The Government of Mozambique has made poverty reduction through labour-intensive growth one of its central goals in its long-term strategy for development. Priority is given to poverty reduction in rural areas where 90% of Mozambicans are poor, as well as in urban areas. The Government acknowledges that the long-term success of this strategy for poverty elimination will depend on the expansion and improvement of the education system.
Long-term, universal access to quality education is crucial for development.
Mozambique’s human resource base is dependent on its ability to educate and train its labour force. It is vital to create a critical mass in a highly skilled and qualified workforce. This will help improve literacy, intellectual development, and technical skills in different areas of the country’s economic and industrial growth.
In the short-term, improved access and quality in basic education can be powerful tools for wealth redistribution as well as the promotion of social equality. This policy is in line with Articles 113 and114 of the Constitution of Mozambique, which deals with higher education and education. The Government of Mozambique made a decision to abandon the centrally planned system it had inherited from communism and adopt a western-style free market system. This was around 1990. It was also decided that fundamental changes would be made to the education programs. Because of the dramatic changes and broad-ranging consequences of adopting the new economic and politically oriented, it was necessary that new guidelines and rules were established for the management of institutions of higher learning.
The struggle goes on: “aluta continua”
Legislative and regulatory reforms were gradually introduced to bring about economic and political change. It has been difficult to change cultural and social norms in an even manner. The most vulnerable generations of the younger generation are particularly affected by rapid changes in society. However, the reference model and values that they expect from the elders in modern Mozambican society appear to be changing very quickly. In some cases, it seems that there is no model.

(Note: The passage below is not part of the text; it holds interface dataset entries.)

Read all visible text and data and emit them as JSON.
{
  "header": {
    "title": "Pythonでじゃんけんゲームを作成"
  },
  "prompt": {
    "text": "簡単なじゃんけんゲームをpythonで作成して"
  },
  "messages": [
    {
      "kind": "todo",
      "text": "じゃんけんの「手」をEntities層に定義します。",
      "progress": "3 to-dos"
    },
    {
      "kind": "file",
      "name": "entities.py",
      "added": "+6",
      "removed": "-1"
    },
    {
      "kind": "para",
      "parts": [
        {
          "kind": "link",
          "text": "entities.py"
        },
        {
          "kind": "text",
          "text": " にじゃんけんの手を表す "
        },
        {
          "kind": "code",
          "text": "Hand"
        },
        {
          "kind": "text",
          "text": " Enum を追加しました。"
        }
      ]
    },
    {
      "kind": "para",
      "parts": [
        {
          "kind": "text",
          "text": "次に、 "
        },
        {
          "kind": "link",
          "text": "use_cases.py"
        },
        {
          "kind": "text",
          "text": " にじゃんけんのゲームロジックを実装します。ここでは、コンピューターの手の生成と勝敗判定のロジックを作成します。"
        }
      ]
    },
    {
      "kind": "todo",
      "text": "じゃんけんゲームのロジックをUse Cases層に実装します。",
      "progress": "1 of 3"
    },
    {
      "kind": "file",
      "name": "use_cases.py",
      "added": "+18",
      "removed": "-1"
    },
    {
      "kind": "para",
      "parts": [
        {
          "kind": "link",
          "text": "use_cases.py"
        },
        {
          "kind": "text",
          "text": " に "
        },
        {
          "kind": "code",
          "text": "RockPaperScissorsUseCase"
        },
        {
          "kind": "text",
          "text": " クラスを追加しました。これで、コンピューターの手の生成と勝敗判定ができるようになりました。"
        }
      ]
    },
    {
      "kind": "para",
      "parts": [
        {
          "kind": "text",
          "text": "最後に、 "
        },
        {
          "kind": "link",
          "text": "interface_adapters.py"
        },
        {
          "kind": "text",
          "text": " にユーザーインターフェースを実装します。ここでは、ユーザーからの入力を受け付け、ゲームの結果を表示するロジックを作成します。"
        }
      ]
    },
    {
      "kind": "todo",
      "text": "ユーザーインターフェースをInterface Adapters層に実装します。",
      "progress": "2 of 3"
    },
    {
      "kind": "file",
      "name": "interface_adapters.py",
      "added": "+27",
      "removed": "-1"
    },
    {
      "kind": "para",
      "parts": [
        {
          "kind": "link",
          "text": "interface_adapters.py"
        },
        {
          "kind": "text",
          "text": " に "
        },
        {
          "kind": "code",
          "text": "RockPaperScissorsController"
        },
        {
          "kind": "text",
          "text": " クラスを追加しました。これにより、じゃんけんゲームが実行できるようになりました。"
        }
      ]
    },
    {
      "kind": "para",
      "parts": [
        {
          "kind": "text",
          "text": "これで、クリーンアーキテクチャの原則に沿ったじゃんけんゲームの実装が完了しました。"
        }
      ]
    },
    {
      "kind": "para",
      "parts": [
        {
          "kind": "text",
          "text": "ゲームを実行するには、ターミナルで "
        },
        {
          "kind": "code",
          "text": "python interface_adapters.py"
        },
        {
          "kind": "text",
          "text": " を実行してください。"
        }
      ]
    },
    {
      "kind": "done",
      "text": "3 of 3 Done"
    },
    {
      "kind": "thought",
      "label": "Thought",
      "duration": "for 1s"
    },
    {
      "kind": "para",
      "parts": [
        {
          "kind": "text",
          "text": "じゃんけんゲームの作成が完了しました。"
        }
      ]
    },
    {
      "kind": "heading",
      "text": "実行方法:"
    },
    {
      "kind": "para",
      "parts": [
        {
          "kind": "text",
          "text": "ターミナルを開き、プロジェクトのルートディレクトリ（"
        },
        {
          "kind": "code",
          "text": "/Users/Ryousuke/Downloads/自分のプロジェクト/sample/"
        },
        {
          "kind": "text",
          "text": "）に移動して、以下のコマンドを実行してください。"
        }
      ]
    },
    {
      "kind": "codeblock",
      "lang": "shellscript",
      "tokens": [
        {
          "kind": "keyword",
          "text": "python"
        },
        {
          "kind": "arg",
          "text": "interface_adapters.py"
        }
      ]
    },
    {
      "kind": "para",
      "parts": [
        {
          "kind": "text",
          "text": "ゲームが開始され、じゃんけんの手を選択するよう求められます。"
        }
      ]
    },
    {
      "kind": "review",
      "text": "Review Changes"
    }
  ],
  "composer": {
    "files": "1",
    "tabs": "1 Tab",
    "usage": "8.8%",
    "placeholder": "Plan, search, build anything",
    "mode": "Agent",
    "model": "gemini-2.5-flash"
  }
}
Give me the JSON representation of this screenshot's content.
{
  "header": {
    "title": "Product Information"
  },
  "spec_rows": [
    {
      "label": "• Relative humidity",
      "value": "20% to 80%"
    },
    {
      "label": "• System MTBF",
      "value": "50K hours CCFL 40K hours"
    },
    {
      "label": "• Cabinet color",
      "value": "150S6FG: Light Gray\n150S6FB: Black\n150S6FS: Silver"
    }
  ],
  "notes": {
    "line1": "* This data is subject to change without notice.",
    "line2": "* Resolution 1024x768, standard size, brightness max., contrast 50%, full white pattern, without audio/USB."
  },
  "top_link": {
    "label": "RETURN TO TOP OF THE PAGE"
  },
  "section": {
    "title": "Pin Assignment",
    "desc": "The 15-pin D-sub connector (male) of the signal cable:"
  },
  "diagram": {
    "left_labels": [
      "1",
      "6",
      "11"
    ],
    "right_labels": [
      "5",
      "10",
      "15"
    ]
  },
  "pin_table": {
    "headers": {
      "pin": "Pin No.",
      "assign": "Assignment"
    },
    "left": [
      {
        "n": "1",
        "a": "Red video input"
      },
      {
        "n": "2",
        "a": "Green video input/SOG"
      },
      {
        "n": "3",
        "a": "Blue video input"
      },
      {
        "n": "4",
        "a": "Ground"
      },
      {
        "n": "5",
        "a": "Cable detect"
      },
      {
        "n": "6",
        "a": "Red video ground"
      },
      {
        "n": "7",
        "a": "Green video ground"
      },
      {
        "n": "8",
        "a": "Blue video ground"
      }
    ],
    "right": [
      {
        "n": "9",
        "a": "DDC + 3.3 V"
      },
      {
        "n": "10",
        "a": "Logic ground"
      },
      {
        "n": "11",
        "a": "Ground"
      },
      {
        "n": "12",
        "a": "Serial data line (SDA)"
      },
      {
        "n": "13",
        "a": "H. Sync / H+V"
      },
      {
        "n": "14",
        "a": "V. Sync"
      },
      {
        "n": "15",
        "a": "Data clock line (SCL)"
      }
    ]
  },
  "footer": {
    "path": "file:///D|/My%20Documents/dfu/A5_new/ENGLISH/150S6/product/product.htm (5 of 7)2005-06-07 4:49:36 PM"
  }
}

The Mozambican new wave of economic liberty, better known as “deixa” andar, which literally means “laisser-faire”, was wrongly adopted by education and social development.
Economists and entrepreneurs are better able to understand the “laisser-faire” principle in an open market system. Entrepreneurs can also use this system to their advantage. The Government’s role is limited to exercising minimal regulatory agency. This free market policy is responsible for the recent substantial economic growth achieved by the Government of Mozambique (8% of successive growth indexes over four years). This principle must be distinguished from “laisser aller”, which in French means lack of discipline in academic and economic environments.